“The telehealth initiative has enabled women, especially those who are pregnant or have difficulty coming to the health centre, to have consultations with their doctors online, without the need to travel during the COVID-19 pandemic,” says Gulbahor Zaripova, head of the Reproductive Health Centre of Khatlon Region. 

More than 2,200 women of reproductive age have already taken advantage of the telehealth programme, which will be extended through June 2021 with technical and financial support from UNFPA.

A total of 80 sexual and reproductive health service providers have been trained in the provision of alternative antenatal care, family planning and psychosocial support services following UNFPA technical guidance and WHO recommendations. This includes 22 service providers with dedicated mobile numbers and web-based applications developed for this purpose. An awareness-raising campaign including posters, leaflets and video PSAs has reached more than 2 million people in the country, including 200,000 pregnant women and 800,000 women who use modern contraceptives. 

Shahnoza Shohmadova, a gynaecologist in Rudaki, performs a check-up of a patient in one of the new medical rooms for women with disabilities. Photo: UNFPA Tajikistan

Another UNFPA-led programme focuses on ensuring that women with disabilities are able to receive the same sexual and reproductive health information and services as other women, including during the pandemic.

Roziya Boboeva, a young teacher in one of the Bokhtar city schools, says she always had difficulty finding a professional gynaecologist who would listen to her concerns and give her the advice she needed due to her disability. “Usually, they are always busy with other patients and it is hard to get their consultation,” she says.

But thanks to a new facility established at her local health centre that specializes in services for women with disabilities, Boboeva can get all of her sexual and reproductive health and psychosocial support needs met in one place. “This is exactly what I was looking for,” she says. “Most important is the attitude of the staff towards me; they understand me and listen respectfully to what I have to say.”

Safe and high-quality services

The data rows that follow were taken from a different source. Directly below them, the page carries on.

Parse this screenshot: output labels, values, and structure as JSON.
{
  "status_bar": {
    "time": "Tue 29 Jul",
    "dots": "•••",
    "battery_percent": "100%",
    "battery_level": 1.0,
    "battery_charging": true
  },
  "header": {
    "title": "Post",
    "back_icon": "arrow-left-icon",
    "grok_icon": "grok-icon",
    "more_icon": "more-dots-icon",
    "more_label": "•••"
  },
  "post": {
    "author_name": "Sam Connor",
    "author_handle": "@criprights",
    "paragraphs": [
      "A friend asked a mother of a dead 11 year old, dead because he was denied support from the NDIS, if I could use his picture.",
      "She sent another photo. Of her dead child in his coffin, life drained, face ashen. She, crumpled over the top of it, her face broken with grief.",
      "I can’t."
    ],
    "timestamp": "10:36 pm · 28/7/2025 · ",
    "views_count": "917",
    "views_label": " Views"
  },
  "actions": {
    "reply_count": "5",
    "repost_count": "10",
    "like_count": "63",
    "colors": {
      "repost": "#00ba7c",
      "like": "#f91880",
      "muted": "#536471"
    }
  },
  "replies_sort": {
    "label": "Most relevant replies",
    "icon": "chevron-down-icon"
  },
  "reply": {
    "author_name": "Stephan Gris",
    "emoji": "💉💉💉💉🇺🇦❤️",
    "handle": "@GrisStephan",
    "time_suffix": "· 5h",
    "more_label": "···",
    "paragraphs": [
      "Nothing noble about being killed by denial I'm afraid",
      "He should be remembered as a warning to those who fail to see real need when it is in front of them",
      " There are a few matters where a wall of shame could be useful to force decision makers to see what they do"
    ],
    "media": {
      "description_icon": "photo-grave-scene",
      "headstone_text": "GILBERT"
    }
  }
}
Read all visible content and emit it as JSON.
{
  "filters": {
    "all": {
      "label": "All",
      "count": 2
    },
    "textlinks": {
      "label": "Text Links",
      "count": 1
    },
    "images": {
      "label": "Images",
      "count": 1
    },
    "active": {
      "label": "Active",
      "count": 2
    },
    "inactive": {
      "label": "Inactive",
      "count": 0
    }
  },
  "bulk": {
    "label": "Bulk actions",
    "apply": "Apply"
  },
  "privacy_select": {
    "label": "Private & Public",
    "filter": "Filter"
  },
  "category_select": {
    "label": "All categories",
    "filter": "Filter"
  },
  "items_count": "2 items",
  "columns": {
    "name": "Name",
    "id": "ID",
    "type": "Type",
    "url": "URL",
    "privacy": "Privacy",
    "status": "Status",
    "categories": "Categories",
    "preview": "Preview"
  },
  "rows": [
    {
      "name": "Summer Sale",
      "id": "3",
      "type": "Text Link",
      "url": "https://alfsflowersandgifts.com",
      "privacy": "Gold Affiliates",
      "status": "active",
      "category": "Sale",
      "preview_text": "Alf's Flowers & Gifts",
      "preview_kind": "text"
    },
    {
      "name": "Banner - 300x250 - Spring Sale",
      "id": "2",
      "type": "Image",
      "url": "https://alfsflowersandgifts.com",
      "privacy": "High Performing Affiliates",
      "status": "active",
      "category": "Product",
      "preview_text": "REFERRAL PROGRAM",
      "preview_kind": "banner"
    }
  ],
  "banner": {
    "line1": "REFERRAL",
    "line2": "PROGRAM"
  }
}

Five such facilities in different cities and districts of Tajikistan have been set up by UNFPA and its partner organization Gender and Development since July 2020, in close cooperation with the Ministry of Health and Social Protection of the Population of the Republic of Tajikistan and the National Association of People with Disabilities of Tajikistan. All of the medical rooms have been equipped with basic medical supplies, including personal protective equipment, in order to provide safe and high-quality services to women with disabilities at no charge. 

The five medical rooms established in the capital Dushanbe, the cities of Kulob, Bokhtar and Khujand, and the district of Rudaki will have reached an estimated 12,500 women with disabilities by the end of the project cycle.

“Before, I didn’t know where to go when I needed a consultation on sexual and reproductive health issues, and these services were very expensive for me to afford,” says Bibinazokat Nazirova, who has been blind in one eye since she was a teenager. “I hope more and more of these facilities can be set up in our country, so we can get the services and consultations we need without having to worry about money.”